If on-campus housing is in short supply, check out the alternatives as well. Some sororities and fraternities are now wiring their rooms into the campus net, and private dorms and off-campus apartments have started installing high-speed Internet connections to compete for the overflow. Indeed, there's a new price to pay for the privilege of living off-campus. "You get spoiled," says Wellesley senior Shana Hildebrand, who opted for an apartment on her own in Boston this year. "Now, I have to schedule computer time on campus, and then I have to remember to bring my disks."
GROWING FAST. Even if you're assured a room, try to figure out whether the school has enough Internet capacity to go around. The best way to determine that is to visit the campus. Snag a few students--those with laptops are a good bet--and ask them how they like their connection. If they talk about Internet traffic jams or the school's attempt to regulate or filter access, you know that there's going to be trouble.
The problem is that on-campus Internet use is growing exponentially, and it doesn't take much of a blip on the network to bring it to its knees. At University of Southern California, for example, Internet use has quadrupled in just the past year. Colleges, long sensitive to freedom-of-speech issues, are loath to place restrictions on what their students can download from the Internet. But once in a while a program comes along that can overwhelm a school's network if it's not keeping up.
The current dilemma is Napster, a program that eases the trading of MP3 music files, a favorite pastime of students. Some colleges, such as Indiana University, have simply blocked access to Napster's central servers. Most, however, are struggling to strike a balance that allows reasonable recreational use and more legitimate scholarly pursuits. At USC, students can now download up to 3.5 gigabytes--roughly 1,000 titles in the MP3 music format--over a two-hour period without getting a warning e-mail from campus administrators.
COMMON GRIPES. Another way to figure out if a college's commitment to technology goes beyond the glossy brochures and Web sites is to ask whether top administrators use it. Chances are if the chancellor, provost, or president expects to communicate by e-mail, profs will be putting coursework on the network and staffers will be streamlining the tasks that chew up so much of students' time. Two particular gripes: waiting in line all night to ensure a seat in a popular professor's class, and walking pink slips to the registrar's office to drop and add courses.

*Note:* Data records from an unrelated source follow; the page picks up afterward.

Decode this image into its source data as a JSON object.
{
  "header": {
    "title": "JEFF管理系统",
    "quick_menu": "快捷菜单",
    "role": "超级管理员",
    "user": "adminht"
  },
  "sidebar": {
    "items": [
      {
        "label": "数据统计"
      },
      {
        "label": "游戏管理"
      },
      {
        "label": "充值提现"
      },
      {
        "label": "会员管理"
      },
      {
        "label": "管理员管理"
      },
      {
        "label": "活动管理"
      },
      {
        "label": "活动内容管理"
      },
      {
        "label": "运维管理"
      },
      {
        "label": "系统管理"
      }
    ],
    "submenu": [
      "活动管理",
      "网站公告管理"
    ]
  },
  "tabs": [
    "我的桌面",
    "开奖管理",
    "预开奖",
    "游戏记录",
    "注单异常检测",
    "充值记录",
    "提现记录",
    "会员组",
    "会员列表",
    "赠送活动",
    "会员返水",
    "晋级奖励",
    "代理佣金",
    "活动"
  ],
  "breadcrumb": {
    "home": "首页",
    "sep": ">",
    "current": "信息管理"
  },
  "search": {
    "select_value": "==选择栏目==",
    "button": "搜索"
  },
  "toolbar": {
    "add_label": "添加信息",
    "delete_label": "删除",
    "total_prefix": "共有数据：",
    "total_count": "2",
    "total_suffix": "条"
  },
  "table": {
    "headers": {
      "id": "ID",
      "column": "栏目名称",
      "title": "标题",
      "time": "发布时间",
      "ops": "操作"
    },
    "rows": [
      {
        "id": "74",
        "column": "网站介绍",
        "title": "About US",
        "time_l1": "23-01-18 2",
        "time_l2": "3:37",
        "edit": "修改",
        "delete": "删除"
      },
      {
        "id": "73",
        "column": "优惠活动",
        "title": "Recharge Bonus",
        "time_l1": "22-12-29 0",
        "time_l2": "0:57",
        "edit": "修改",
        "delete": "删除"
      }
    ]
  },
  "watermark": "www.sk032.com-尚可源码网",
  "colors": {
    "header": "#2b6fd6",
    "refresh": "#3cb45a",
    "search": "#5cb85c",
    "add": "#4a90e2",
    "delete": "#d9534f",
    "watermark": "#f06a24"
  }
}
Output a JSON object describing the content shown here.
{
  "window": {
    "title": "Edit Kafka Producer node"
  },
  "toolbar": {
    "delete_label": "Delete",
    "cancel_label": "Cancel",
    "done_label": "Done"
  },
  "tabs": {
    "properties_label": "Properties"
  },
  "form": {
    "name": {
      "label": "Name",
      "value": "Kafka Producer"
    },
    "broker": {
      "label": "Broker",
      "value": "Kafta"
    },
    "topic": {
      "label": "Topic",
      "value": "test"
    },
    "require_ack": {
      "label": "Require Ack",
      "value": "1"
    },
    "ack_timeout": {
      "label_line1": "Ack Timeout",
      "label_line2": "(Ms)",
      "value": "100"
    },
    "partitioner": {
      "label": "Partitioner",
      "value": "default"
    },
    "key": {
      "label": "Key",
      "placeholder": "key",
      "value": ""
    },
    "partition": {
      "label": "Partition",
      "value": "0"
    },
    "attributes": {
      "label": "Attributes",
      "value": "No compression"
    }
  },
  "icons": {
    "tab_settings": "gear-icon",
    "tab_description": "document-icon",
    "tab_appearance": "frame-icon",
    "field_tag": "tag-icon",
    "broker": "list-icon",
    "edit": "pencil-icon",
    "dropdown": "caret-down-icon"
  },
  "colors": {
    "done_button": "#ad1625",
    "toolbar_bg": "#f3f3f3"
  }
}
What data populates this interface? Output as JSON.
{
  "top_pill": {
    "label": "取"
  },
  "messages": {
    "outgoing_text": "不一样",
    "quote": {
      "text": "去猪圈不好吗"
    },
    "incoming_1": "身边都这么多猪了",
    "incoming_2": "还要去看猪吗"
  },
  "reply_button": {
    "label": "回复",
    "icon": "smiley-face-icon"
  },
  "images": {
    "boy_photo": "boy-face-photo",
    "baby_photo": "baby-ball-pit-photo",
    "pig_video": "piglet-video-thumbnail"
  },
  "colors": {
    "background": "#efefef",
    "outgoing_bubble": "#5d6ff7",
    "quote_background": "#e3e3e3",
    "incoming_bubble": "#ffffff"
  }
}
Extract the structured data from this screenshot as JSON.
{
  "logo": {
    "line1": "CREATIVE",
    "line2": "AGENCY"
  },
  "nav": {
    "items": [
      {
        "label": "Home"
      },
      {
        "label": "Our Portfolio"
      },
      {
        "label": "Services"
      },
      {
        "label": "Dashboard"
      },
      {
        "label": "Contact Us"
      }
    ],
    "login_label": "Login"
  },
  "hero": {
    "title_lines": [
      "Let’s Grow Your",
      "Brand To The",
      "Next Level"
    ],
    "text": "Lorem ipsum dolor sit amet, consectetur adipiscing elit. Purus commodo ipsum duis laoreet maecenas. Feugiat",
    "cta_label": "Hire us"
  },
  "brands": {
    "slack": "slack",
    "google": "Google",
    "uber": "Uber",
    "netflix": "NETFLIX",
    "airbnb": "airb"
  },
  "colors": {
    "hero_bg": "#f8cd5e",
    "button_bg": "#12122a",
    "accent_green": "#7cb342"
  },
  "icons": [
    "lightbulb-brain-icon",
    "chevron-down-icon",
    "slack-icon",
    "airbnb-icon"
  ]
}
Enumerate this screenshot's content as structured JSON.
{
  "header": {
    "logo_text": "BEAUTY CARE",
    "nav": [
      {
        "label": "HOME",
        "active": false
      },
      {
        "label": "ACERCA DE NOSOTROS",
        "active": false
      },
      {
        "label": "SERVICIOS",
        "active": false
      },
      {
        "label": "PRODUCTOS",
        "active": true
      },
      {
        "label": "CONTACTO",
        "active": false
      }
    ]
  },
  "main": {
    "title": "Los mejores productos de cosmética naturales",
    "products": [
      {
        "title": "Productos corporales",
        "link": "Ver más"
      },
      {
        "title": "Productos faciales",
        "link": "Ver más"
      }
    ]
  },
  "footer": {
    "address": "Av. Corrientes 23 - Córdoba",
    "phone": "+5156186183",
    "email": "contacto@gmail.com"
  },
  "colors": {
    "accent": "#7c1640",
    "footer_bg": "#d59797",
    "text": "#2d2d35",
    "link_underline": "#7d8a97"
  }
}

Not only is the Web making registration easier. It is also helping students land jobs before and after graduation. Online recruiting of graduating seniors is the latest twist at the fully wired college, but you should be able to use it to line up part-time work and summer internships, too. This year, Wellesley College seniors for the first time are using the Internet to research companies, send resumes and cover letters, and schedule on-campus interviews with recruiters. For some, this is a lifesaver. Mia Santos, a 22-year-old political science major, spent the fall semester sick at home in San Francisco, yet managed to get her interviews with recruiters for several major retailers scheduled for the spring.
Soon, the wired campus will be wireless. By this fall, students at Pittsburgh's Carnegie Mellon University will be able to buy a $100 card for laptop computers that will hook them up to the school's network no matter where they are on the 103-acre campus. That way they'll be able to work on their tans and their research at the same time.